John Pygott, Environment Agency
We’ve heard so far about how wetlands are good for biodiversity and also good places for a day out. Wetlands are also very good for protecting against flooding. Now that might sound like a very silly idea because surely all that water would be a problem when it comes to flood conditions but it seems that wetlands can act like a sponge, soaking up excess water. John Pygott is working for the UK Environment Agency. He’s come to talk to us about the Alkborough flood defence system that he’s working on where fields have been flooded to create wetlands specifically to act as flood barriers.
Helen - Thanks for coming on the show. I thought we might start by asking you to set the scene for us a little bit to describe where this area is that you’re working on and what was the problem? Why did something have to be done in the first place?
John - The Alkborough project is based on the Humber estuary which is on the North sea coast of England. The problem we’ve got on the Humber is principally due to sea level rise. Over the past 100 years we’ve have about 2mm per year or so. We’re faced with the situation where we’ve either got to raise defences higher and higher in the future or alternatively we’ve got to look at new ways of providing more space for increased amounts of water.
Helen - Where did the idea come from of using land that can be flooded as a way of actually counteracting this rising sea level?
John - The technique of letting water onto land out of rivers has been used quite extensively in the UK. The difference that we’ve got here is that this is the first time that it’s been used on this scale in an estuary. The problem we’ve been facing is with tidal water rather than high rainfall.
Helen - One question that leaps to mind is that we’re living on a very populated island here in the UK. How do you go about securing land to do something like this?
John - That’s a very tricky aspect of this type of project. In order to make this work you need very large areas of land: typically in excess of a thousand acres.
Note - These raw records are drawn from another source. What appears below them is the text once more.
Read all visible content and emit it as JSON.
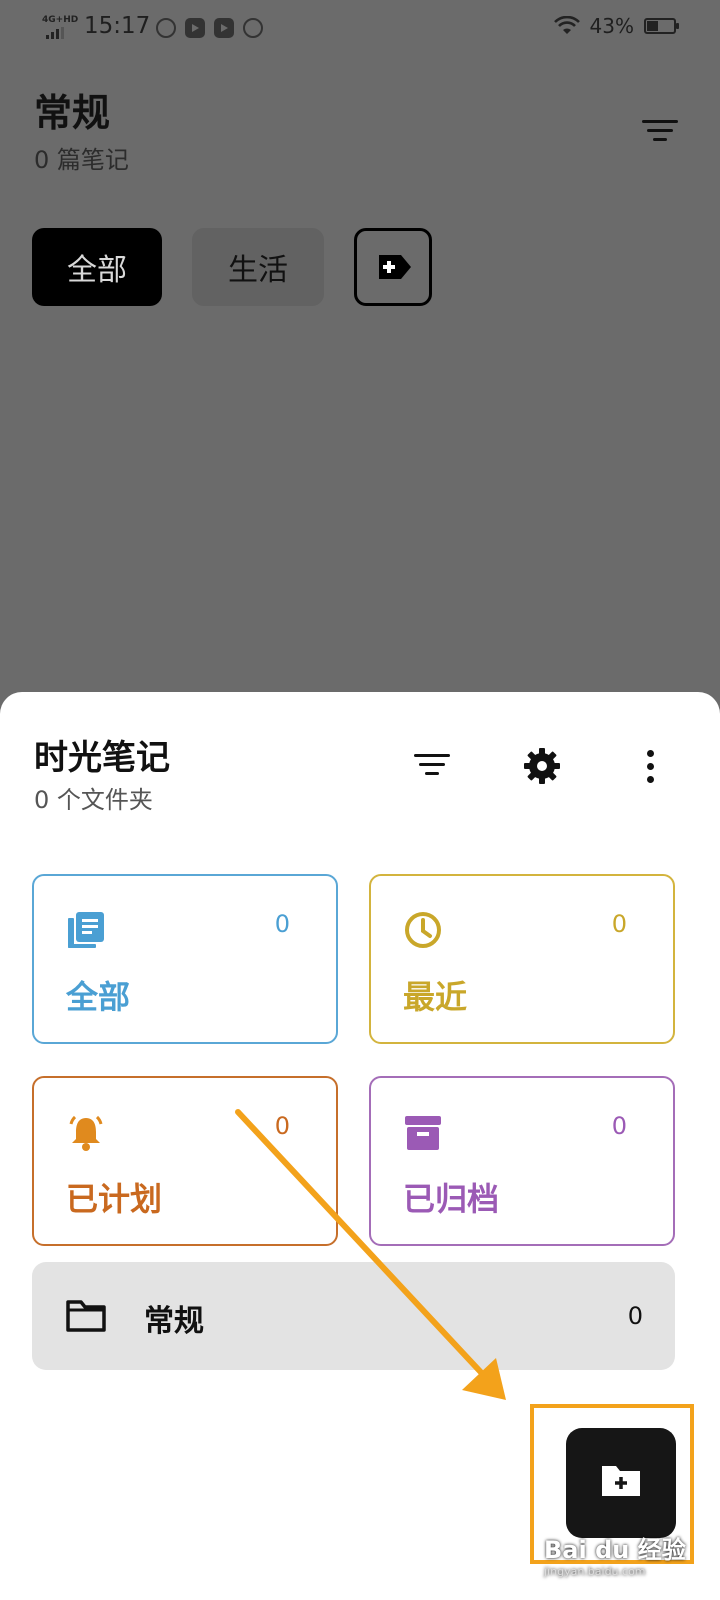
{
  "status_bar": {
    "network": "4G+HD",
    "time": "15:17",
    "battery": "43%",
    "battery_level": 0.43
  },
  "header": {
    "title": "常规",
    "subtitle": "0 篇笔记"
  },
  "chips": [
    {
      "label": "全部",
      "active": true
    },
    {
      "label": "生活",
      "active": false
    }
  ],
  "sheet": {
    "title": "时光笔记",
    "subtitle": "0 个文件夹",
    "cards": [
      {
        "label": "全部",
        "count": "0",
        "icon": "notes-stack-icon",
        "color": "#4a9fd3"
      },
      {
        "label": "最近",
        "count": "0",
        "icon": "clock-icon",
        "color": "#c9a72a"
      },
      {
        "label": "已计划",
        "count": "0",
        "icon": "bell-icon",
        "color": "#c9691f"
      },
      {
        "label": "已归档",
        "count": "0",
        "icon": "archive-box-icon",
        "color": "#9b5ab5"
      }
    ],
    "folders": [
      {
        "name": "常规",
        "count": "0",
        "icon": "folder-icon"
      }
    ]
  },
  "annotation": {
    "color": "#f3a21b"
  },
  "watermark": {
    "main": "Bai du 经验",
    "sub": "jingyan.baidu.com"
  }
}
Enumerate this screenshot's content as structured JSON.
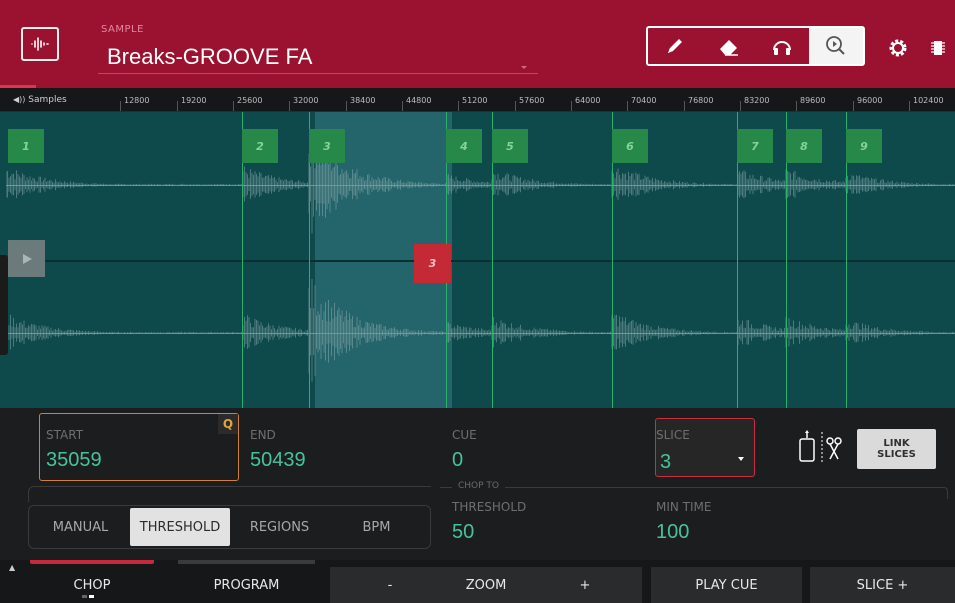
{
  "header": {
    "sample_label": "SAMPLE",
    "sample_name": "Breaks-GROOVE FA",
    "tools": [
      "pencil-icon",
      "eraser-icon",
      "headphones-icon",
      "zoom-play-icon"
    ],
    "active_tool": "zoom-play-icon",
    "accent_color": "#9a1230"
  },
  "ruler": {
    "label": "Samples",
    "ticks": [
      "12800",
      "19200",
      "25600",
      "32000",
      "38400",
      "44800",
      "51200",
      "57600",
      "64000",
      "70400",
      "76800",
      "83200",
      "89600",
      "96000",
      "102400"
    ]
  },
  "waveform": {
    "slices": [
      "1",
      "2",
      "3",
      "4",
      "5",
      "6",
      "7",
      "8",
      "9"
    ],
    "selected_slice": "3",
    "selected_end_marker": "3"
  },
  "params": {
    "start_label": "START",
    "start_value": "35059",
    "q_badge": "Q",
    "end_label": "END",
    "end_value": "50439",
    "cue_label": "CUE",
    "cue_value": "0",
    "slice_label": "SLICE",
    "slice_value": "3",
    "link_line1": "LINK",
    "link_line2": "SLICES",
    "chop_to_label": "CHOP TO",
    "threshold_label": "THRESHOLD",
    "threshold_value": "50",
    "min_time_label": "MIN TIME",
    "min_time_value": "100",
    "modes": [
      "MANUAL",
      "THRESHOLD",
      "REGIONS",
      "BPM"
    ],
    "active_mode": "THRESHOLD"
  },
  "bottom_bar": {
    "chop": "CHOP",
    "program": "PROGRAM",
    "zoom_minus": "-",
    "zoom": "ZOOM",
    "zoom_plus": "+",
    "play_cue": "PLAY CUE",
    "slice_plus": "SLICE +"
  }
}
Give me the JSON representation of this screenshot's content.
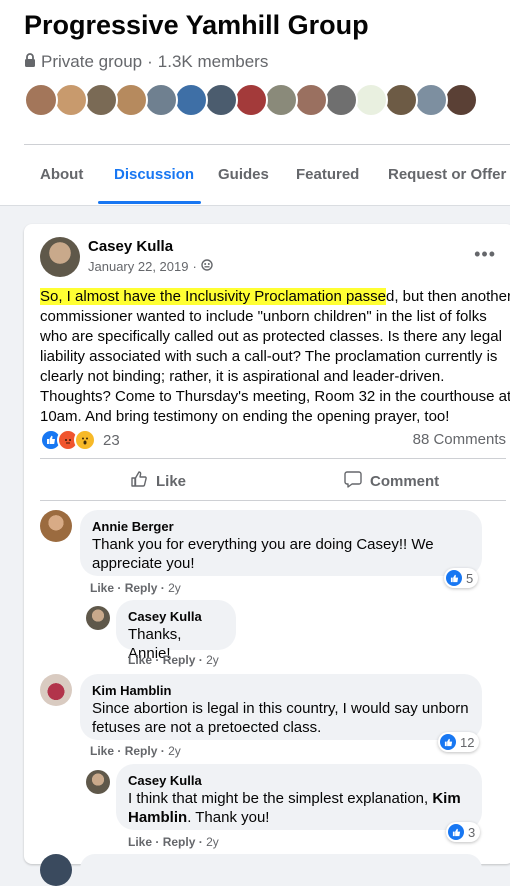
{
  "group": {
    "title": "Progressive Yamhill Group",
    "privacy": "Private group",
    "members": "1.3K members",
    "separator": "·",
    "member_avatar_colors": [
      "#a3765a",
      "#c89a6d",
      "#7a6a55",
      "#b68a5e",
      "#6f8090",
      "#3e6fa6",
      "#4b5c6e",
      "#a33a3a",
      "#8a8a7a",
      "#9a7060",
      "#6f6f6f",
      "#e9f0e0",
      "#6d5b45",
      "#7d8fa0",
      "#5a4035"
    ]
  },
  "tabs": [
    "About",
    "Discussion",
    "Guides",
    "Featured",
    "Request or Offer H"
  ],
  "active_tab": "Discussion",
  "post": {
    "author": "Casey Kulla",
    "date": "January 22, 2019",
    "date_sep": "·",
    "highlight": "So, I almost have the Inclusivity Proclamation passe",
    "text": "d, but then another commissioner wanted to include \"unborn children\" in the list of folks who are specifically called out as protected classes. Is there any legal liability associated with such a call-out? The proclamation currently is clearly not binding; rather, it is aspirational and leader-driven. Thoughts? Come to Thursday's meeting, Room 32 in the courthouse at 10am. And bring testimony on ending the opening prayer, too!",
    "reaction_count": "23",
    "comments_count": "88 Comments",
    "like_label": "Like",
    "comment_label": "Comment"
  },
  "comments": [
    {
      "name": "Annie Berger",
      "text": "Thank you for everything you are doing Casey!! We appreciate you!",
      "like": "Like",
      "reply": "Reply",
      "sep": "·",
      "age": "2y",
      "reactions": "5"
    },
    {
      "name": "Casey Kulla",
      "text": "Thanks, Annie!",
      "like": "Like",
      "reply": "Reply",
      "sep": "·",
      "age": "2y"
    },
    {
      "name": "Kim Hamblin",
      "text": "Since abortion is legal in this country, I would say unborn fetuses are not a pretoected class.",
      "like": "Like",
      "reply": "Reply",
      "sep": "·",
      "age": "2y",
      "reactions": "12"
    },
    {
      "name": "Casey Kulla",
      "text_before": "I think that might be the simplest explanation, ",
      "mention": "Kim Hamblin",
      "text_after": ". Thank you!",
      "like": "Like",
      "reply": "Reply",
      "sep": "·",
      "age": "2y",
      "reactions": "3"
    }
  ],
  "colors": {
    "accent": "#1877f2",
    "secondary_text": "#65676b",
    "highlight": "#ffff33"
  }
}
Those sorts of areas of land are not commonly available in many parts of the UK. We’re lucky that there are substantial areas of land like that where there isn’t much in terms of houses or property. It is going to be very hard to find in parts of the UK.
Helen - How do you go about making the floodwaters go where you want it to go? Is it a case of there used to be a flood wall that you’ve taken down or some kind of defence? I’m intrigued to know you can send the water to these areas that you’re interested in.
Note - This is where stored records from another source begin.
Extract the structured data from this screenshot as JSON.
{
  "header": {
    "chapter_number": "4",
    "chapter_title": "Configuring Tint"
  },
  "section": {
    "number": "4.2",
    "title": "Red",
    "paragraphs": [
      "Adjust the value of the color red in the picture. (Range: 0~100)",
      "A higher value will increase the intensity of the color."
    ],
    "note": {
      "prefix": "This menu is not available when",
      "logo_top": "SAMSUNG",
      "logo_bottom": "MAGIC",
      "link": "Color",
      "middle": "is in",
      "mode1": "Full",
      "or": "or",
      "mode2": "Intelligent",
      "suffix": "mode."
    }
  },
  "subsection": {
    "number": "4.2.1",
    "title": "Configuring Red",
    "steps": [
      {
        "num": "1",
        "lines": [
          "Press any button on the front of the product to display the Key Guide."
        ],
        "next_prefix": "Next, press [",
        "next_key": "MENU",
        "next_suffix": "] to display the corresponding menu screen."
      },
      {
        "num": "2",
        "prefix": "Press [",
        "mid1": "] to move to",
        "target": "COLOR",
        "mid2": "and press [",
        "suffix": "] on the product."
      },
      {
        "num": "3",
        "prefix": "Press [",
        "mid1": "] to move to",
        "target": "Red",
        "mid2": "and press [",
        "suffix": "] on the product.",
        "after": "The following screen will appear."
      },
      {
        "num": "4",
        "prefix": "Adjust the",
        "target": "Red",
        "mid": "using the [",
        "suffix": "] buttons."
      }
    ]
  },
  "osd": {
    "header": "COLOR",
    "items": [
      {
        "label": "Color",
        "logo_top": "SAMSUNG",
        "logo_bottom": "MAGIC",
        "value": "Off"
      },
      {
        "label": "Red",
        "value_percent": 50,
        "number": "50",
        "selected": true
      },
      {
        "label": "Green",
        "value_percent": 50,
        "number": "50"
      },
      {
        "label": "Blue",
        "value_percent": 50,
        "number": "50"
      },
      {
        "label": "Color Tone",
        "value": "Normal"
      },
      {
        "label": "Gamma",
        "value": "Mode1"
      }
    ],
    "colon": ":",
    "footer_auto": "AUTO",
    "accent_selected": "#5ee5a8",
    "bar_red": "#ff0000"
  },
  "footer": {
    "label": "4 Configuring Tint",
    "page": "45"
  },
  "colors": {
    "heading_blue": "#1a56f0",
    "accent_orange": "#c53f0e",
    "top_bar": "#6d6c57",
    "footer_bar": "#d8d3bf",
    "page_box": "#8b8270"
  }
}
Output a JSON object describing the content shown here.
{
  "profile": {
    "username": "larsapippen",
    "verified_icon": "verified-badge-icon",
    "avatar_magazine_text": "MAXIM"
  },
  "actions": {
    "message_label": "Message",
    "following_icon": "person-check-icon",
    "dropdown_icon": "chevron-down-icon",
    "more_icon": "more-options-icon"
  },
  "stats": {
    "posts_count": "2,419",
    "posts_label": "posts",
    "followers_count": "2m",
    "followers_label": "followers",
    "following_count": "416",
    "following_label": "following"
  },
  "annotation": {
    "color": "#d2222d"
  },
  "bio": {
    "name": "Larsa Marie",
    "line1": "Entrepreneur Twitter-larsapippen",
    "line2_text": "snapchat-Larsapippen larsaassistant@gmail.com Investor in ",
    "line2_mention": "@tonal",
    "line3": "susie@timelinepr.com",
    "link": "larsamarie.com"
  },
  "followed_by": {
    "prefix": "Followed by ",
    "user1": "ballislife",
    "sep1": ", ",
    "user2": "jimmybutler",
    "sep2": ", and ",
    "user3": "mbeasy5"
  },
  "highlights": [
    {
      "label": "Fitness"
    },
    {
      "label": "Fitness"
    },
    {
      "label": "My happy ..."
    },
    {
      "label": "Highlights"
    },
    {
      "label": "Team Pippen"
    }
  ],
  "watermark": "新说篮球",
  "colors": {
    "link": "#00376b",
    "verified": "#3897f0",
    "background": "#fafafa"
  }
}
John - It’s a little bit more complicated, as you might imagine, than just taking flood banks down. These are areas of land where we’ve taken short stretches of flood defences away. We’re directing the water in at different times with the tide. If you just take the flood defences away it has a whole series of other knock-on effects on things like navigation so it needs a lot more design and planning than just taking sections of defences away.
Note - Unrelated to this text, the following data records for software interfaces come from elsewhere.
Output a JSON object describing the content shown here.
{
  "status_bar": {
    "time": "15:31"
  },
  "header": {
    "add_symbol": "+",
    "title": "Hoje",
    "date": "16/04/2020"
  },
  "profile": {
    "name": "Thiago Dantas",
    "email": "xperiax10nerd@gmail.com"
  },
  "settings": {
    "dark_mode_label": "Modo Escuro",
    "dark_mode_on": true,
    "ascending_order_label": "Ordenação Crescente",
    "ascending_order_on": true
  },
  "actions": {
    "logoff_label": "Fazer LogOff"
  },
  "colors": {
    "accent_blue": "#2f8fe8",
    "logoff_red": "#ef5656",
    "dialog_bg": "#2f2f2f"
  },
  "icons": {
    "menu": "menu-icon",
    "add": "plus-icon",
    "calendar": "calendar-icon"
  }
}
Helen - I take it this isn’t just a case of providing an area that water can flood into, it’s more that there are areas where changes are going to take place within those areas of habitat so what’s going to happen when a field is turned into a wetland?
John - What we’ve seen on the Humber is: the site at Alkborough was flooded a year and a half ago. Already we’ve seen enormous amounts of sediment coming out of the river onto the old field systems. It’s been really dramatic. A lot of the areas of old fields have disappeared now under quite think layers of mud. The mud attracts birds in and the Humber’s very important internationally for birds. When you get this sediment you get enormous numbers of wintering wildfowl and waders coming in and feeding on these new areas of mud. It’s very dramatic, particularly in winter.
Helen - So having all this wildlife is actually quite an attraction for local people. They must be quite proud of this new habitat that’s been created. Is that something that you’ve discovered?
John - It’s been fantastic. What we’ve seen in some of these areas, in particular Alkborough, is that people have gone from farming which I don’t think was particularly profitable to starting to provide facilities for visitors. Already the area Alkborough is attracting a lot of people in for bird watching and walking and so on. A lot of local people have started to realise that there’s a business to be made by providing tea rooms and car parking: all kinds of things like that.
Helen - Really it seems like quite a win-win situation. Are there any drawbacks that this kind of project can raise or is it as good as it sounds?
John - There is a drawback in the loss of agricultural land. I think there are concerns now about food security in the UK. We are talking about a permanent loss of farmland. Perhaps in the future that might not be something that’s so acceptable as it is now.
Chris - Have there been any negative sentiments from people about your project because you said that the people who are interested in watching the birds find it fantastic. What about the people who’ve lost land or the people who have to look over the area are they worried about the future of their area? It might be flooded.
John - I think a lot of people are initially quite nervous about the idea of water from estuaries getting nearer to where they live and that’s something that we’ve had to manage quite carefully. We’ve had to spend a lot of time talking to people, helping them to understand that this is for the wider benefit of the community around the estuary and they continue to be protected from the water. I think that people are nervous about seeing floodwater nearer to their houses.